Lifecycling of Contingent Claims based instruments can be divided into two categories:

  • Time based evolution: An instrument is evolved solely due to the passage of time. An example is a fixed coupon bond, where a coupon payment is due at the end of every coupon period. This can be automatically lifecycled by providing the event time (and any observables required). The tutorial Time-based lifecycling (using a fixed rate bond) describes how this is done.
  • Election based evolution: An instrument is evolved as a result of a manual election. One example is a callable bond, where the custodian of the corresponding holding has the right (but not the obligation) to call, or redeem early, the instrument on certain call dates. Lifecycling of such an instrument requires an Election event. Time alone is not sufficient, because the evolution of the instrument depends on manual actions of the holding stakeholders. Check out the tutorial Election-based lifecycling (using a callable bond) for more details on how this can be implemented in practice.

Note that some instruments can require both types of lifecycling. An example of this is a callable bond that is callable only on some of the coupon dates.


An Effect describes the asset movements resulting from a particular event.
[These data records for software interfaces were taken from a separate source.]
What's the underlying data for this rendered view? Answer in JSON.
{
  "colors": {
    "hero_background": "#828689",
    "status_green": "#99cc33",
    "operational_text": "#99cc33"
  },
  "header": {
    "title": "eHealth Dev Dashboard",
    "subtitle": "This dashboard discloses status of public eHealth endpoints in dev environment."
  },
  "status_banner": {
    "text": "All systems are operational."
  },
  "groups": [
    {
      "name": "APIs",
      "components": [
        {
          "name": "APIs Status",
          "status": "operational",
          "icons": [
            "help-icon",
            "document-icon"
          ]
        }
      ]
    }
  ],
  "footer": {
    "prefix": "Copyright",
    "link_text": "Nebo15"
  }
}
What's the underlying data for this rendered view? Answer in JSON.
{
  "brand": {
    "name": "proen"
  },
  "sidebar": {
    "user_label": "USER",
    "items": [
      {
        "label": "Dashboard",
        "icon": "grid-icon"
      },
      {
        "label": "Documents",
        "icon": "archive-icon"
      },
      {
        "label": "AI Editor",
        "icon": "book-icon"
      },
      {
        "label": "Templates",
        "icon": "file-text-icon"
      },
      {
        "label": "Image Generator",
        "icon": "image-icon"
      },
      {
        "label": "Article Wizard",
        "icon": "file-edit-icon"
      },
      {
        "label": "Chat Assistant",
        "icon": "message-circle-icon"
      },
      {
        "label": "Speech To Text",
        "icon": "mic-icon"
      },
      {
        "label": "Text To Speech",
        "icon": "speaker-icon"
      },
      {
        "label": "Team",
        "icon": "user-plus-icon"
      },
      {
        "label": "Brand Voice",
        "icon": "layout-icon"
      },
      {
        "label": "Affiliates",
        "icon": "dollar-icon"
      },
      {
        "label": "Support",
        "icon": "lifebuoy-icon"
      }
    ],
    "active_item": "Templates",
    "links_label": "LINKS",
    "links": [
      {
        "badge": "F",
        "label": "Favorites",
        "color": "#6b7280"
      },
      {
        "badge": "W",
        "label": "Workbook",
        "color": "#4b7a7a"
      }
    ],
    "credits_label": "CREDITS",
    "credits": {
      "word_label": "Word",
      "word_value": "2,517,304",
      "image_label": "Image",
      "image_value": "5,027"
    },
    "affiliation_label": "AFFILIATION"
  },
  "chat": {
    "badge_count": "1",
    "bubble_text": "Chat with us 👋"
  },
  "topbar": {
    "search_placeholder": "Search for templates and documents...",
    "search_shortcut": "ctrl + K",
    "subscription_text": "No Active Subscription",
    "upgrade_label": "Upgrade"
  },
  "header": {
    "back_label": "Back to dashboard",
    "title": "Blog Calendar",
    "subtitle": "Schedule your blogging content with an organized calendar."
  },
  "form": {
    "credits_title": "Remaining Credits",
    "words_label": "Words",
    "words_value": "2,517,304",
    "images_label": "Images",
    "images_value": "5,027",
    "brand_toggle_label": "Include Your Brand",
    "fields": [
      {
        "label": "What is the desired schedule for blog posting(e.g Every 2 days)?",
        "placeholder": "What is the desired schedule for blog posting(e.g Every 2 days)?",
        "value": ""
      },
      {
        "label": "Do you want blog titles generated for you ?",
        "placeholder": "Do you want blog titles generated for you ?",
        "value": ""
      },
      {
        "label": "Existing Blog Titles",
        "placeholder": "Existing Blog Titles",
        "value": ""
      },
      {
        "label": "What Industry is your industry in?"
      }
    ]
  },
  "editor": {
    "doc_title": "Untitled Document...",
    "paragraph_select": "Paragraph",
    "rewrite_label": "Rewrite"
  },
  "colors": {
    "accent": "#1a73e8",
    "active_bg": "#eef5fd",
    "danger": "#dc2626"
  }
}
It specifies these movements per unit of a target instrument and version.

In the dividend example, the effect describes the following asset movement:
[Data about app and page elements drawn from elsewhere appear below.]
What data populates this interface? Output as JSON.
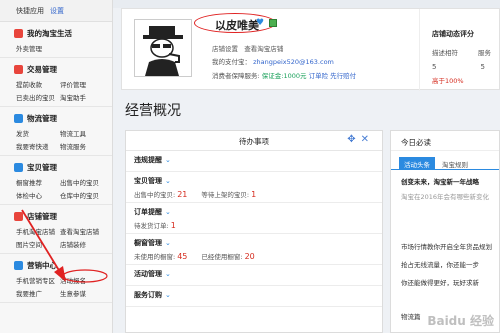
{
  "sidebar": {
    "quick_label": "快捷应用",
    "quick_link": "设置",
    "sections": [
      {
        "title": "我的淘宝生活",
        "color": "#e8453c",
        "items": [
          "外卖管理"
        ]
      },
      {
        "title": "交易管理",
        "color": "#e8453c",
        "items": [
          "提前收款",
          "评价管理",
          "已卖出的宝贝",
          "淘宝助手"
        ]
      },
      {
        "title": "物流管理",
        "color": "#2b8ae0",
        "items": [
          "发货",
          "物流工具",
          "我要寄快递",
          "物流服务"
        ]
      },
      {
        "title": "宝贝管理",
        "color": "#2b8ae0",
        "items": [
          "橱窗推荐",
          "出售中的宝贝",
          "体检中心",
          "仓库中的宝贝"
        ]
      },
      {
        "title": "店铺管理",
        "color": "#e8453c",
        "items": [
          "手机淘宝店铺",
          "查看淘宝店铺",
          "图片空间",
          "店铺装修"
        ]
      },
      {
        "title": "营销中心",
        "color": "#2b8ae0",
        "items": [
          "手机营销专区",
          "活动报名",
          "我要推广",
          "生意参谋"
        ]
      }
    ]
  },
  "profile": {
    "shop_name": "以皮唯美",
    "settings_link": "店铺设置",
    "view_shop_link": "查看淘宝店铺",
    "alipay_label": "我的支付宝：",
    "alipay_account": "zhangpeix520@163.com",
    "deposit_label": "消费者保障服务:",
    "deposit_value": "保证金:1000元",
    "return_label": "订单险",
    "fast_label": "先行赔付"
  },
  "rating": {
    "title": "店铺动态评分",
    "col1": "描述相符",
    "col2": "服务",
    "val1": "5",
    "val2": "5",
    "higher": "高于100%"
  },
  "main": {
    "title": "经营概况"
  },
  "todo": {
    "title": "待办事项",
    "sections": [
      {
        "title": "违规提醒",
        "rows": []
      },
      {
        "title": "宝贝管理",
        "rows": [
          {
            "label": "出售中的宝贝:",
            "value": "21"
          },
          {
            "label": "等待上架的宝贝:",
            "value": "1"
          }
        ]
      },
      {
        "title": "订单提醒",
        "rows": [
          {
            "label": "待发货订单:",
            "value": "1"
          }
        ]
      },
      {
        "title": "橱窗管理",
        "rows": [
          {
            "label": "未使用的橱窗:",
            "value": "45"
          },
          {
            "label": "已经使用橱窗:",
            "value": "20"
          }
        ]
      },
      {
        "title": "活动管理",
        "rows": []
      },
      {
        "title": "服务订购",
        "rows": []
      }
    ]
  },
  "knowledge": {
    "title": "今日必读",
    "tabs": [
      "活动头条",
      "淘宝规则"
    ],
    "lines": [
      "创变未来，淘宝新一年战略",
      "淘宝在2016年会有哪些新变化",
      "市场行情教你开启全年货品规划",
      "抢占无线流量，你还能一步",
      "你还能做得更好，玩好求新",
      "物流篇"
    ]
  },
  "watermark": "Baidu 经验",
  "colors": {
    "accent": "#2b8ae0",
    "alert": "#d52b1e",
    "annotation": "#e02222"
  }
}
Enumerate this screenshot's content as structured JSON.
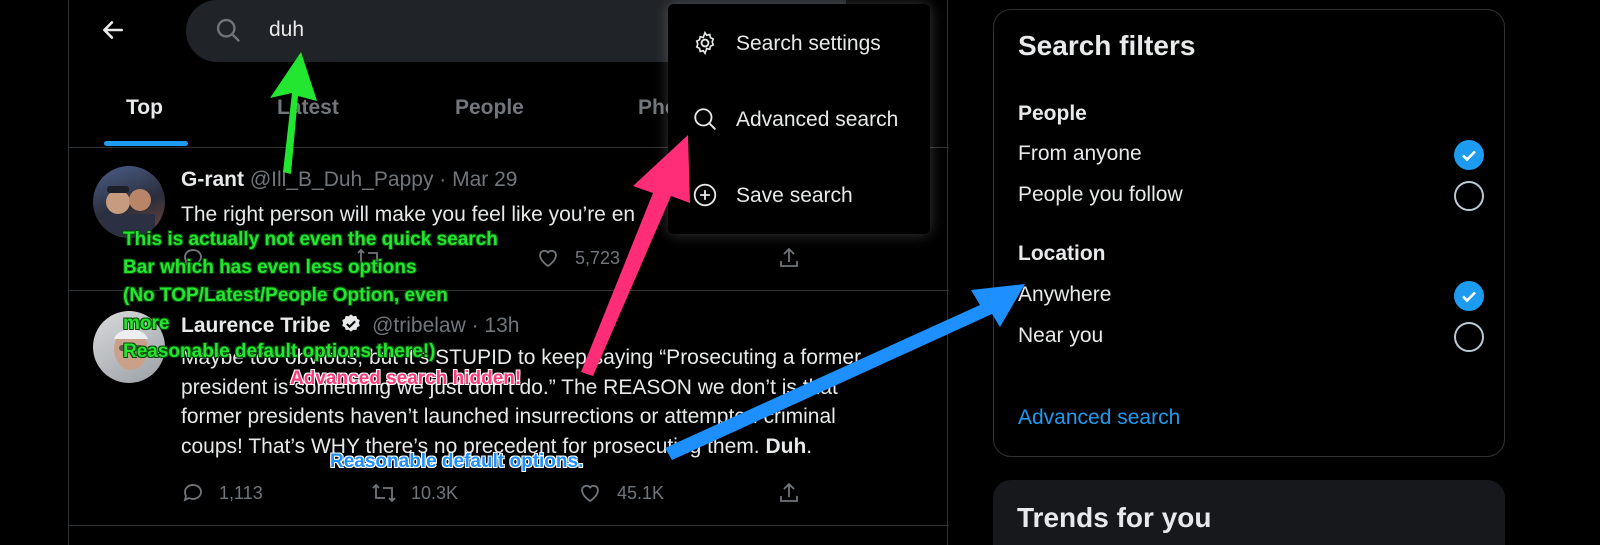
{
  "search": {
    "query": "duh"
  },
  "tabs": [
    {
      "label": "Top"
    },
    {
      "label": "Latest"
    },
    {
      "label": "People"
    },
    {
      "label": "Pho"
    }
  ],
  "search_menu": {
    "items": [
      {
        "label": "Search settings",
        "icon": "gear-icon"
      },
      {
        "label": "Advanced search",
        "icon": "search-icon"
      },
      {
        "label": "Save search",
        "icon": "plus-circle-icon"
      }
    ]
  },
  "tweets": [
    {
      "name": "G-rant",
      "handle": "@Ill_B_Duh_Pappy",
      "time": "· Mar 29",
      "text": "The right person will make you feel like you’re en",
      "likes": "5,723"
    },
    {
      "name": "Laurence Tribe",
      "handle": "@tribelaw",
      "time": "· 13h",
      "text_lines": [
        "Maybe too obvious, but it’s STUPID to keep saying “Prosecuting a former",
        "president is something we just don’t do.” The REASON we don’t is that",
        "former presidents haven’t launched insurrections or attempted criminal",
        "coups! That’s WHY there’s no precedent for prosecuting them."
      ],
      "text_bold_end": "Duh",
      "replies": "1,113",
      "retweets": "10.3K",
      "likes": "45.1K"
    }
  ],
  "filters": {
    "title": "Search filters",
    "people_heading": "People",
    "people_options": [
      {
        "label": "From anyone",
        "selected": true
      },
      {
        "label": "People you follow",
        "selected": false
      }
    ],
    "location_heading": "Location",
    "location_options": [
      {
        "label": "Anywhere",
        "selected": true
      },
      {
        "label": "Near you",
        "selected": false
      }
    ],
    "advanced_link": "Advanced search"
  },
  "trends": {
    "title": "Trends for you"
  },
  "annotations": {
    "green_lines": [
      "This is actually not even the quick search",
      "Bar which has even less options",
      "(No TOP/Latest/People Option, even",
      "more",
      "Reasonable default options there!)"
    ],
    "pink": "Advanced search hidden!",
    "blue": "Reasonable default options."
  },
  "colors": {
    "accent": "#1d9bf0",
    "green_annotation": "#22e62f",
    "pink_annotation": "#ff2d78",
    "blue_annotation": "#1d8fff"
  }
}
  • give a unit of a v1 holding
  • receive a unit of a v2 holding
  • receive $10

Holdings on this specific instrument version entitle a holder to claim the effect, which results in the required asset movements to be instructed.

Claim Rule

The Claim Rule is used by instrument holders to claim lifecycle effects and instruct settlement of the resulting asset movements.

Each effect specifies a target instrument (and version), and holdings on this instrument (version) are required to claim an effect.

In the dividend example, the v1 instrument is the target instrument. A holding on a v1 instrument serves as proof of ownership such that there is no need for an issuer to take a consistent snapshot of holdings as of a specific date.

The output of the claim rule is a Settlement Batch and a set of Instruction s that settle the asset movements atomically.

Note that multiple holdings can be passed into the claim rule in order to instruct intermediated settlement of an effect, or to instruct atomic settlement for multiple asset holders at the same time.

Remarks and further references

The Lifecycling tutorial describes how these components are used in practice.